▶ **Task prompt**
Copy each line of the records that holds the string "Universal".

------------------------

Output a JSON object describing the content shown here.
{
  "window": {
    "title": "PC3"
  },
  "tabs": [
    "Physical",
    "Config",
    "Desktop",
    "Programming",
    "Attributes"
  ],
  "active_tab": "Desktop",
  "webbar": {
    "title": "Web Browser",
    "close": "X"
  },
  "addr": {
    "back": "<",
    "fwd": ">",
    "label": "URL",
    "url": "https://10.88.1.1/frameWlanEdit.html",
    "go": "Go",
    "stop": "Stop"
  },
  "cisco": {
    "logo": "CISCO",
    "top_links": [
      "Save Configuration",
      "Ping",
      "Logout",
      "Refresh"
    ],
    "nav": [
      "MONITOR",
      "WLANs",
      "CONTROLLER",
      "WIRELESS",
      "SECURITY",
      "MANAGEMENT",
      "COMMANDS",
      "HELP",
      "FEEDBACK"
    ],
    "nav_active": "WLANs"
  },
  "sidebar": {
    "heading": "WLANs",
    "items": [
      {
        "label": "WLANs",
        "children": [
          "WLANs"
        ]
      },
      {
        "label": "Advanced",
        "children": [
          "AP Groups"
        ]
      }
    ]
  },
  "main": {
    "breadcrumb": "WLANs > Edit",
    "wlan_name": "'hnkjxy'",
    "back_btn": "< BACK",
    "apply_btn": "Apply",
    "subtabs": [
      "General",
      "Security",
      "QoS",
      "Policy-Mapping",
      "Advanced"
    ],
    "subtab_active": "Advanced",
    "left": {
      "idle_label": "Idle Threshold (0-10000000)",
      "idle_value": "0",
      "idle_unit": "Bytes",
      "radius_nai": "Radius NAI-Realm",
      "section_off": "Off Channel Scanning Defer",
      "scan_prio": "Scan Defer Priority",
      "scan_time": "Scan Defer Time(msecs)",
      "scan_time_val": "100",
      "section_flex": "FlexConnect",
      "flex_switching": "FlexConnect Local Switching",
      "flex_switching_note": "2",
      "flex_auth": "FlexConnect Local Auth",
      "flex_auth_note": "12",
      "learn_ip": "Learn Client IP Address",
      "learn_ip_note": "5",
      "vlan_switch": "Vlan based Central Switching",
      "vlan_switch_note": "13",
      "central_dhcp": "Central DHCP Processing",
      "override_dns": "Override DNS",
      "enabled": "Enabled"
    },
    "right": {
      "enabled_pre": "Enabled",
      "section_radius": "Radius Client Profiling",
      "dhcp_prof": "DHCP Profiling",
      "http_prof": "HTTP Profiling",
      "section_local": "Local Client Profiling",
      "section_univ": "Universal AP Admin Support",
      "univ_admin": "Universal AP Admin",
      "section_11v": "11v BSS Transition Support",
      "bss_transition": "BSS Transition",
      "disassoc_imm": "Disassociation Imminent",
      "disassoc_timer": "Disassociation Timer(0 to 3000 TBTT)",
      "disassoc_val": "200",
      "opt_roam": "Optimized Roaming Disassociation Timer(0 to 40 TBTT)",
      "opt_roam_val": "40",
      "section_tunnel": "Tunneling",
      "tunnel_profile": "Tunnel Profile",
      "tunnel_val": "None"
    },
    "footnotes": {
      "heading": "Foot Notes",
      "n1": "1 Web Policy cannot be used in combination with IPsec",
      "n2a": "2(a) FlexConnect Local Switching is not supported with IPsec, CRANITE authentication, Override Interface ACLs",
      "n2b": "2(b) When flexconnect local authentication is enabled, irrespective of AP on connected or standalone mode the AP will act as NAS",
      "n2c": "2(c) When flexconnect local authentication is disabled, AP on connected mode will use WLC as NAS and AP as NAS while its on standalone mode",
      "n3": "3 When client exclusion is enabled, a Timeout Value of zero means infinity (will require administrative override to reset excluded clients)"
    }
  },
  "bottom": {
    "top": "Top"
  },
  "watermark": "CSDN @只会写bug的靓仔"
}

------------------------

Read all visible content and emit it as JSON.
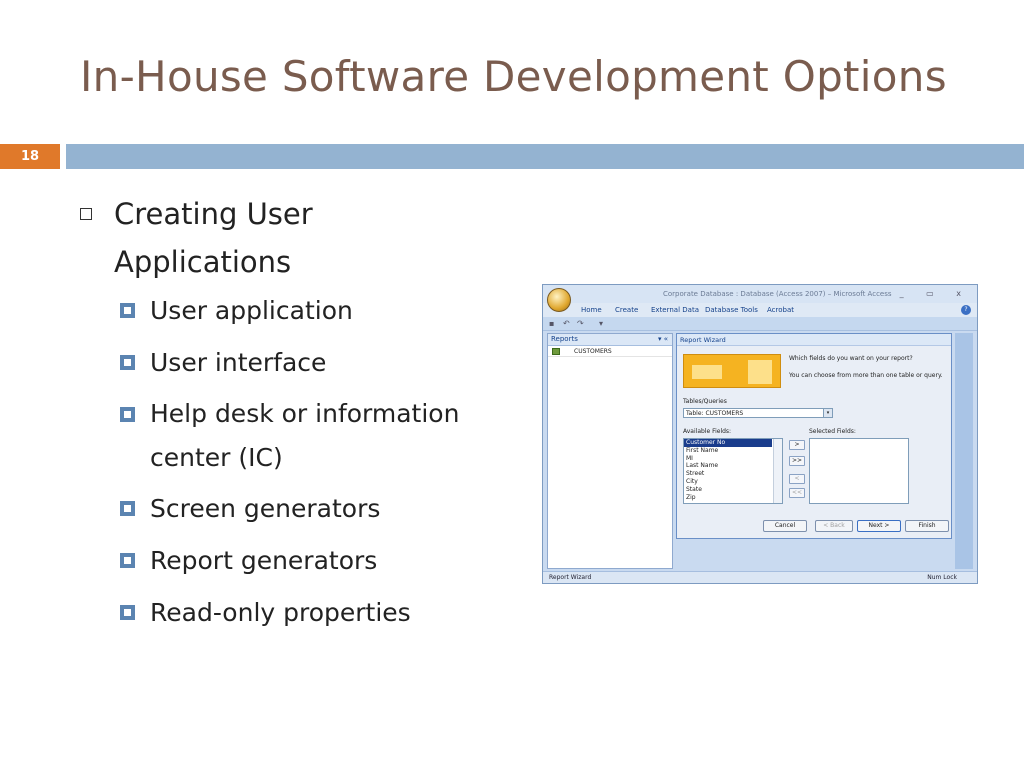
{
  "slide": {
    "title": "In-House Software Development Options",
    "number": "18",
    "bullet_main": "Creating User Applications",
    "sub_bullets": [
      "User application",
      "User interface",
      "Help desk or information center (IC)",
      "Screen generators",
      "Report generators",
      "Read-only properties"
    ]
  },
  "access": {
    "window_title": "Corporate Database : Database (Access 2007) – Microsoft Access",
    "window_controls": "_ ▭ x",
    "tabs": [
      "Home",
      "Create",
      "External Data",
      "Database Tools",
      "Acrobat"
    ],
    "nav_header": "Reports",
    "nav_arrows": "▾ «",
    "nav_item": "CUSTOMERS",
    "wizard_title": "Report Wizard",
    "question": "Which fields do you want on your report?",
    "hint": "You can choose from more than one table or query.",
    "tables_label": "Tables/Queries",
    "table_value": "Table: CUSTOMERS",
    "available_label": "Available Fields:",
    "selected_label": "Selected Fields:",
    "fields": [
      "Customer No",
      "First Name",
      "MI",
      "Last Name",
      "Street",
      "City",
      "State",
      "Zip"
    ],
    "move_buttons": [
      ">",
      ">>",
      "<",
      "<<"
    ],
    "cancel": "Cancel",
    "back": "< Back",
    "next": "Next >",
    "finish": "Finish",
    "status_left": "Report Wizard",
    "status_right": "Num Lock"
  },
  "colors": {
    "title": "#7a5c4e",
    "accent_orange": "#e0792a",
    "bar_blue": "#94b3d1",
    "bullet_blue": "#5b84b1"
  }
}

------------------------

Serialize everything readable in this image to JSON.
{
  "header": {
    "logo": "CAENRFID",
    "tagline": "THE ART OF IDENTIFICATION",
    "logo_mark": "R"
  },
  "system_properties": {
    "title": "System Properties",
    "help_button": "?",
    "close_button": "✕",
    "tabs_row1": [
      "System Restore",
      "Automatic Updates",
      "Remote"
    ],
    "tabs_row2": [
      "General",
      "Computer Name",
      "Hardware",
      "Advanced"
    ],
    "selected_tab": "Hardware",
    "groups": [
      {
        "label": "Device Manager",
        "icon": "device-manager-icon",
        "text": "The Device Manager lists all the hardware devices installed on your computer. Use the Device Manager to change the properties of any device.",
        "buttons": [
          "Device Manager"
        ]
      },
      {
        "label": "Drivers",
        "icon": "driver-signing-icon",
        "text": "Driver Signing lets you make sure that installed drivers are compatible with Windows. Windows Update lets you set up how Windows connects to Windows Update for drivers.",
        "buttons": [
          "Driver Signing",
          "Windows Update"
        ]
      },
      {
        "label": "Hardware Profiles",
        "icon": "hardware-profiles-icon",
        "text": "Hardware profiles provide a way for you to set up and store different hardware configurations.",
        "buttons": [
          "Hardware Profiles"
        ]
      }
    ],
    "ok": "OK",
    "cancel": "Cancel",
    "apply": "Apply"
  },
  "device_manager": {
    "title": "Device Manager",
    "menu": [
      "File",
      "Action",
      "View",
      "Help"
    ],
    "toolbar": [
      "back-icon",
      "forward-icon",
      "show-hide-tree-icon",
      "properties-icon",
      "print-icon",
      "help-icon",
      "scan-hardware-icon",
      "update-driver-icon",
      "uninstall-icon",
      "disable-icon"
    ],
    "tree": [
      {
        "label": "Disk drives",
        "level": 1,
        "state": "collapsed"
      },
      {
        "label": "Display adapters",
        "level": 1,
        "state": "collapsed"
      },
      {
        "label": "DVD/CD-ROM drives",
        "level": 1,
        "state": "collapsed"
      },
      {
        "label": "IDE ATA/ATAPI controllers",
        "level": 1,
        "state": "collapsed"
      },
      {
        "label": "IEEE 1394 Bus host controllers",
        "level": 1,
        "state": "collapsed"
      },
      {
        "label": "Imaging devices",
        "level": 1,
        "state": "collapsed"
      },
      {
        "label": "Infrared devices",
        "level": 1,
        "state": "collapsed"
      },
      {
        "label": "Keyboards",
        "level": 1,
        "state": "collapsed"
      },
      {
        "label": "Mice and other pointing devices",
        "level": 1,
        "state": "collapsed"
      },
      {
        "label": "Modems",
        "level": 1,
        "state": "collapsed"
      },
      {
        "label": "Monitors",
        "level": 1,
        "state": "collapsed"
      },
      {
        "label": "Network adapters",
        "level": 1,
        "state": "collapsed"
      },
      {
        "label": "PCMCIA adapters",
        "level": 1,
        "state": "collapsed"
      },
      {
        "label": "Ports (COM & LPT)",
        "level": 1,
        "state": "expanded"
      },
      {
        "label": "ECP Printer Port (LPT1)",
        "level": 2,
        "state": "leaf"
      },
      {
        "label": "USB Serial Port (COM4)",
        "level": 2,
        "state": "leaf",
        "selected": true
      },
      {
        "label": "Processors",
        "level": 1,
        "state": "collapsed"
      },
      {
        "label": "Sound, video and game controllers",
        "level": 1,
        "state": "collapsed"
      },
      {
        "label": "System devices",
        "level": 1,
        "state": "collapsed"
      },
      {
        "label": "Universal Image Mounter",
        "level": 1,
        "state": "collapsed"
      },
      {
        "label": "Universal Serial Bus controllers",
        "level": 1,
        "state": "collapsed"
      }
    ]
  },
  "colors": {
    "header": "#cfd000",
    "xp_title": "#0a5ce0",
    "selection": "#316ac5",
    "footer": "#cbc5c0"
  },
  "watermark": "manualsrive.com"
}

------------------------

▶ **Answer to the exercise**
      "section_univ": "Universal AP Admin Support",
      "univ_admin": "Universal AP Admin",
        "label": "Universal Image Mounter",
        "label": "Universal Serial Bus controllers",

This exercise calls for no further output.